(Entries from a dataset of interfaces)
◆ ◆ ◆ ◆
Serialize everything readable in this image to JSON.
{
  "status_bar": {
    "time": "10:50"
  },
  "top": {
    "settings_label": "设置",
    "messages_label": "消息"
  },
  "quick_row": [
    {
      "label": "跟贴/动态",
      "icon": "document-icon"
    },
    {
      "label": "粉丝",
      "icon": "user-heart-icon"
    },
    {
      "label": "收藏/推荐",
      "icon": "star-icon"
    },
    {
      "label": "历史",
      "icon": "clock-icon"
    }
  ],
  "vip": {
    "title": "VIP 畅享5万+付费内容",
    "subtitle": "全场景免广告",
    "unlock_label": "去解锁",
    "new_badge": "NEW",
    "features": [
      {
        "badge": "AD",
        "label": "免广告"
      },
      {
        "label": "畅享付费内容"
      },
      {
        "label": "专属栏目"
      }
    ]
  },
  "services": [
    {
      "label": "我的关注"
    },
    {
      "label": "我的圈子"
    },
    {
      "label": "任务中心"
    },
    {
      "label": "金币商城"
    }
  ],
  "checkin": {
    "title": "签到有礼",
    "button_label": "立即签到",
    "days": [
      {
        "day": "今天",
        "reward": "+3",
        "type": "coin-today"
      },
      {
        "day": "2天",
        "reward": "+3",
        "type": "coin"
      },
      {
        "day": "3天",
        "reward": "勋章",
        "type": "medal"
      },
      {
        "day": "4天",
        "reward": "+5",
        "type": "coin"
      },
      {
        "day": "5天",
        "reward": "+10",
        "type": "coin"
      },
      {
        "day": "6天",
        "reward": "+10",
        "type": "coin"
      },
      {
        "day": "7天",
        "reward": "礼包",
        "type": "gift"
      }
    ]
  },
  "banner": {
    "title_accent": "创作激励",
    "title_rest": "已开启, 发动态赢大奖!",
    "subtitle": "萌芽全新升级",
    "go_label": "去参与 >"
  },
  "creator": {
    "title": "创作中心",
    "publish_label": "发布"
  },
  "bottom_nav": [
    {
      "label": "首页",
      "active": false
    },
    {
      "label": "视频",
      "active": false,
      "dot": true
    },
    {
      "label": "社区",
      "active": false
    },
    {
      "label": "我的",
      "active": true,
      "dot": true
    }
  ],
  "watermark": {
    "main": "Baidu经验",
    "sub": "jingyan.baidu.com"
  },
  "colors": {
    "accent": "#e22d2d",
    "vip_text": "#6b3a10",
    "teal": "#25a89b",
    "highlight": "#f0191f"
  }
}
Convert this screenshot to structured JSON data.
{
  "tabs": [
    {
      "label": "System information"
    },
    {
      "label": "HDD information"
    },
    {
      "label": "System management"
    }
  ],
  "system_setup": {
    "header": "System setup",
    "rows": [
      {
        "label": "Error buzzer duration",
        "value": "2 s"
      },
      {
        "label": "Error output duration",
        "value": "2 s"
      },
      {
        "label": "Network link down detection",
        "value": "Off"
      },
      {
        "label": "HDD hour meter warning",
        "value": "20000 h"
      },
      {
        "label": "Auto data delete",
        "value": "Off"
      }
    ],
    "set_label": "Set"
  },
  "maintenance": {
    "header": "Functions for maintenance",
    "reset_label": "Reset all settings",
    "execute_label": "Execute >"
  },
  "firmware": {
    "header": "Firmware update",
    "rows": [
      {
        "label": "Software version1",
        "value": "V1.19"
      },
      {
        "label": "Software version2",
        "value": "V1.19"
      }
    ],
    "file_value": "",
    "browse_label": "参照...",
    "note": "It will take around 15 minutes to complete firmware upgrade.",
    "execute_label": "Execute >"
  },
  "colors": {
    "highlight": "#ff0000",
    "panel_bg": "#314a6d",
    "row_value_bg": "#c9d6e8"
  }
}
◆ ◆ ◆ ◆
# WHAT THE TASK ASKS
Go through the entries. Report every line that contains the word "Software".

# REPLY TO THE EXERCISE
        "label": "Software version1",
        "label": "Software version2",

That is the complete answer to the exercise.